The titular time loop and everything around it is undoubtedly Deathloop’s main achievement, but it’s certainly not the only thing that makes the game so intriguing. After all, Arkane Studios wouldn’t be Arkane Studios if the game world in itself wasn’t incredibly interesting to explore. The world of Deathloop is bizarrely detailed. The 60s aesthetic with organically shaped furniture and washed out colors blends perfectly with a touch of retrofuturism, but that clearly wasn’t unique enough for Arkane.

The island itself is a crazy collection of eccentric locations. Even if you have a number of time loops on it, the environment continues to excite and there are always new things to discover. On top of old military bunkers and concrete complexes, luxurious villas, dance clubs and an arcade hall. There is a kind of open air fair where it is a surprise with every building what is behind the front door, and a castle has been converted into a real life shooting game. Blackreef is a kind of anarchic amusement park and Arkane Studios knows how to convincingly create every attraction.

Arkane even manages to convey the feel of each weapon through the adaptive triggers of the DualSense controller. With the clunky machine gun aptly named Pepper Mil, for example, you feel the recoil in the trigger with each individual bullet. Together with the absurdly fine and genuinely funny voiceover, this is yet another example of a carefully worked out detail with which Arkane Studios goes beyond itself.

Yet we get the feeling that the game world could have been just a little more beautiful. On the PlayStation 5 you unfortunately have to choose between stable 60 fps, ray tracing at 30 fps, or some sort of in-between with nicer graphics without ray tracing and a more unstable frame rate. Because timing and reflex are so essential for a silent killer, in our opinion Performance Mode is the only serious option in practice, but then you miss some graphical bells and whistles.

The only other point of criticism is the somewhat saltless ending, about which we can say little without spoiling it. So we will not go into that further. You could say that the journey there is more exciting than the destination. But hey, by the time you get to that destination, you’ll have found more than enough reasons to include Deathloop in your Game of the Year shortlist.

Deathloop is now available for PlayStation 5 and PC. For this review, we played the game on PlayStation 5.

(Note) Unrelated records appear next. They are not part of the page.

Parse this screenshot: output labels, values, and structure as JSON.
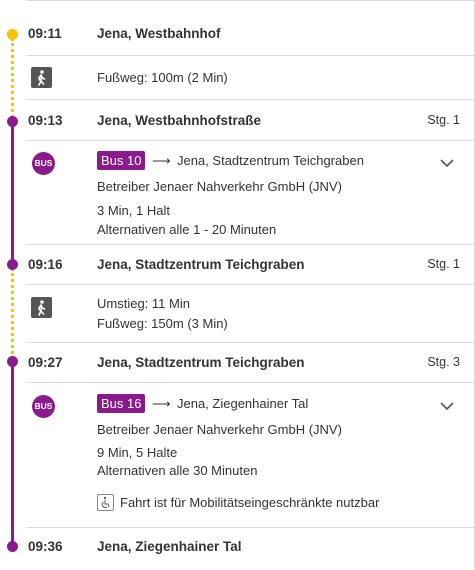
{
  "stops": [
    {
      "time": "09:11",
      "name": "Jena, Westbahnhof",
      "platform": ""
    },
    {
      "time": "09:13",
      "name": "Jena, Westbahnhofstraße",
      "platform": "Stg. 1"
    },
    {
      "time": "09:16",
      "name": "Jena, Stadtzentrum Teichgraben",
      "platform": "Stg. 1"
    },
    {
      "time": "09:27",
      "name": "Jena, Stadtzentrum Teichgraben",
      "platform": "Stg. 3"
    },
    {
      "time": "09:36",
      "name": "Jena, Ziegenhainer Tal",
      "platform": ""
    }
  ],
  "walk1": {
    "icon": "pedestrian-icon",
    "text": "Fußweg: 100m (2 Min)"
  },
  "leg1": {
    "icon_label": "BUS",
    "line": "Bus 10",
    "arrow": "⟶",
    "destination": "Jena, Stadtzentrum Teichgraben",
    "operator": "Betreiber Jenaer Nahverkehr GmbH (JNV)",
    "duration": "3 Min, 1 Halt",
    "alternatives": "Alternativen alle 1 - 20 Minuten"
  },
  "walk2": {
    "icon": "pedestrian-icon",
    "transfer": "Umstieg: 11 Min",
    "text": "Fußweg: 150m (3 Min)"
  },
  "leg2": {
    "icon_label": "BUS",
    "line": "Bus 16",
    "arrow": "⟶",
    "destination": "Jena, Ziegenhainer Tal",
    "operator": "Betreiber Jenaer Nahverkehr GmbH (JNV)",
    "duration": "9 Min, 5 Halte",
    "alternatives": "Alternativen alle 30 Minuten",
    "accessibility": "Fahrt ist für Mobilitätseingeschränkte nutzbar"
  },
  "colors": {
    "bus_line": "#8b1a8c",
    "walk_line": "#f5c400"
  }
}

+ Admirably detailed game world
+ Tantalizing until the end
+ Very strong voice acting
+ Excellent balance

– The multiplayer part can dry up quickly
– Game’s ending leaves little impression